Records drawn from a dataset

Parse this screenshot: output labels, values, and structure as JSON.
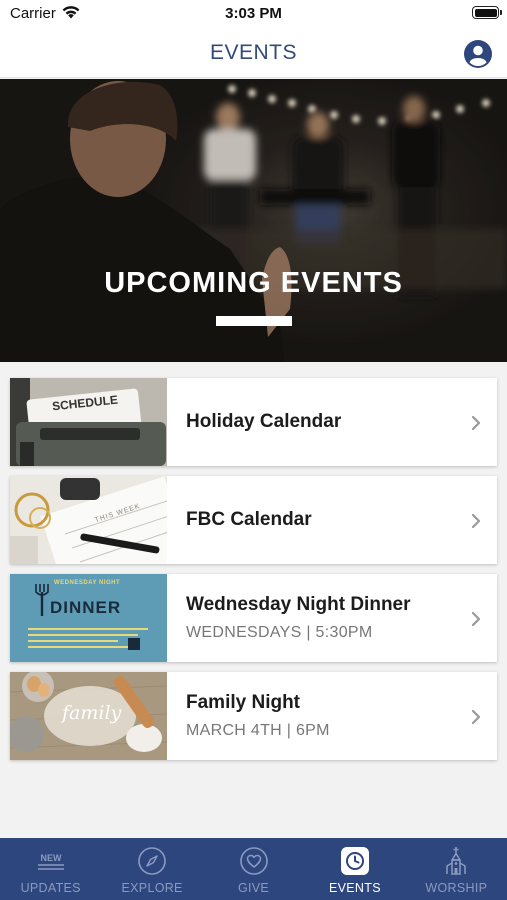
{
  "status_bar": {
    "carrier": "Carrier",
    "time": "3:03 PM"
  },
  "header": {
    "title": "EVENTS"
  },
  "hero": {
    "title": "UPCOMING EVENTS"
  },
  "events": [
    {
      "title": "Holiday Calendar",
      "subtitle": "",
      "thumb_text": "SCHEDULE"
    },
    {
      "title": "FBC Calendar",
      "subtitle": "",
      "thumb_text": "THIS WEEK"
    },
    {
      "title": "Wednesday Night Dinner",
      "subtitle": "WEDNESDAYS | 5:30PM",
      "thumb_text": "WEDNESDAY NIGHT",
      "thumb_text2": "DINNER"
    },
    {
      "title": "Family Night",
      "subtitle": "MARCH 4TH | 6PM",
      "thumb_text": "family"
    }
  ],
  "tabs": [
    {
      "label": "UPDATES",
      "icon": "new-badge-icon",
      "icon_text": "NEW"
    },
    {
      "label": "EXPLORE",
      "icon": "compass-icon"
    },
    {
      "label": "GIVE",
      "icon": "heart-icon"
    },
    {
      "label": "EVENTS",
      "icon": "clock-icon",
      "active": true
    },
    {
      "label": "WORSHIP",
      "icon": "church-icon"
    }
  ],
  "colors": {
    "brand": "#2e467e",
    "title": "#33497a",
    "tab_inactive": "#8b9ac0",
    "background": "#f2f2f2"
  }
}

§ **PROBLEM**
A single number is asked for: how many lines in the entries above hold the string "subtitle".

§ **EXERCISE SOLUTION**
4